I guess I spoke too soon. The day started at 6am with bickering and it continued so we went out early to the football pitch, (I am worried about bumping into people). This seemed to help. At home and my friend kindly surprised us with happy meals for the children. You should have seen their faces.

It's Mothering Sunday but no cards and I can't meet up with family as planned. Quite a tough day. 


Day Seven 

There are some moments that melt your heart. Betsy truly believes it's her fault she is in foster care. After a good chat, it's been quite a productive day. 

I just knew from the moment Boris Johnson gave out his speech we are on lock down, no respite, no end. I sat and cried. I cried for the country, for the school closure, for my family who work in health care. It's scary. I cried knowing the respite care for me and Adam will be cancelled. There's no end at the moment, no break, not even an hour. 


Day Eight

Today is a new day and I thought, 'let's go with the flow, let's go with the children's interests rather than making them do work.' Adam got interested in flags so we went down that line. He copes very well but gets frustrated when the girls copy his ideas, so ends up with bickering. Youtube has been so helpful, lessons, Joe Wicks and the Go Noodles! child development classes

There generally has been an improvement in Betsy's behaviour. However, phone contact with parents starts Thursday (Day 10). I am dreading possible change in behaviour. Is that selfish of me? I can't imagine what it must be like to be one of the parents.


Day Nine
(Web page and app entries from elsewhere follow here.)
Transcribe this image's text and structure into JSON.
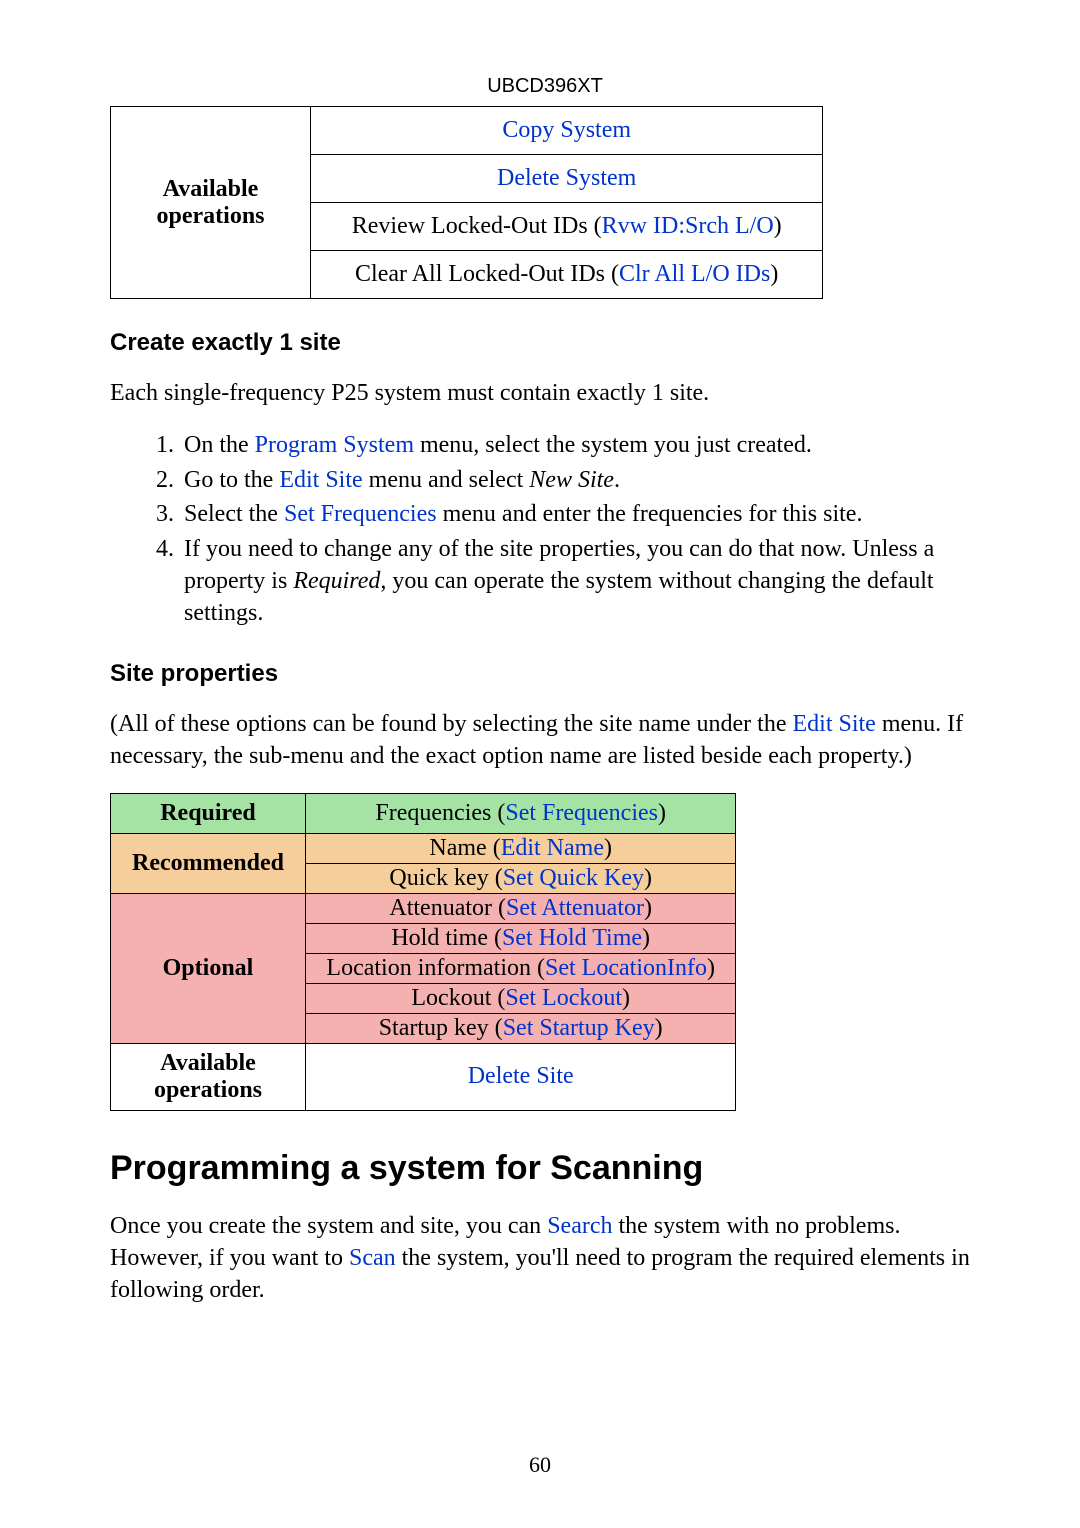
{
  "header": "UBCD396XT",
  "pageNumber": "60",
  "table1": {
    "rowLabel": "Available operations",
    "rows": [
      {
        "prefix": "",
        "link": "Copy System",
        "suffix": ""
      },
      {
        "prefix": "",
        "link": "Delete System",
        "suffix": ""
      },
      {
        "prefix": "Review Locked-Out IDs (",
        "link": "Rvw ID:Srch L/O",
        "suffix": ")"
      },
      {
        "prefix": "Clear All Locked-Out IDs (",
        "link": "Clr All L/O IDs",
        "suffix": ")"
      }
    ]
  },
  "section1": {
    "heading": "Create exactly 1 site",
    "intro": "Each single-frequency P25 system must contain exactly 1 site.",
    "steps": [
      {
        "pre": "On the ",
        "link": "Program System",
        "post": " menu, select the system you just created."
      },
      {
        "pre": "Go to the ",
        "link": "Edit Site",
        "post": " menu and select ",
        "em": "New Site",
        "tail": "."
      },
      {
        "pre": "Select the ",
        "link": "Set Frequencies",
        "post": " menu and enter the frequencies for this site."
      },
      {
        "pre": "If you need to change any of the site properties, you can do that now. Unless a property is ",
        "em": "Required",
        "post": ", you can operate the system without changing the default settings."
      }
    ]
  },
  "section2": {
    "heading": "Site properties",
    "introPre": "(All of these options can be found by selecting the site name under the ",
    "introLink": "Edit Site",
    "introPost": " menu. If necessary, the sub-menu and the exact option name are listed beside each property.)"
  },
  "table2": {
    "required": {
      "label": "Required",
      "rows": [
        {
          "pre": "Frequencies (",
          "link": "Set Frequencies",
          "post": ")"
        }
      ]
    },
    "recommended": {
      "label": "Recommended",
      "rows": [
        {
          "pre": "Name (",
          "link": "Edit Name",
          "post": ")"
        },
        {
          "pre": "Quick key (",
          "link": "Set Quick Key",
          "post": ")"
        }
      ]
    },
    "optional": {
      "label": "Optional",
      "rows": [
        {
          "pre": "Attenuator (",
          "link": "Set Attenuator",
          "post": ")"
        },
        {
          "pre": "Hold time (",
          "link": "Set Hold Time",
          "post": ")"
        },
        {
          "pre": "Location information (",
          "link": "Set LocationInfo",
          "post": ")"
        },
        {
          "pre": "Lockout (",
          "link": "Set Lockout",
          "post": ")"
        },
        {
          "pre": "Startup key (",
          "link": "Set Startup Key",
          "post": ")"
        }
      ]
    },
    "available": {
      "label": "Available operations",
      "rows": [
        {
          "pre": "",
          "link": "Delete Site",
          "post": ""
        }
      ]
    }
  },
  "section3": {
    "heading": "Programming a system for Scanning",
    "p1a": "Once you create the system and site, you can ",
    "p1link1": "Search",
    "p1b": " the system with no problems. However, if you want to ",
    "p1link2": "Scan",
    "p1c": " the system, you'll need to program the required elements in following order."
  }
}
A good start to the day and Chloe managed to spread her chocolate spread on her toast using a knife. May seem a small thing - but it's a big step for Chloe. We went for a walk managed to dodge people passing by. The children even drew some pictures for our neighbours to post through their letter box. It's the day before Chloe's birthday. I just hope she has a special day.


Day Ten

A 6am start - that's not too bad. Chloe was very excited and couldn't wait to open her gifts. 

Before 9am Betsy had had a 'time in, a time out.' She had called me all sorts and had hurt Chloe. Please, let's not have a hard day. Phone contact with dad and then mam and then face time with siblings. A birthday lunch and cake (thanks to a friend who waited in a huge queue in Asda) and an afternoon of party games and a ride out on Chloe's new scooter before tea and early baths to watch Frozen 2 before bed. I think Chloe has had a good day and I am so proud Betsy was OK.


The isolation continues - but it's all just another day in the life of a foster carer!


Could you help change the future of a child or young person? Contact the fostering team on 01642 444087 or visit


For information on council services during the coronavirus outbreak go to


For tips and support for dealing with the Covid-19 outbreak and information about volunteering and accessing help, go to the council's Facebook group at​​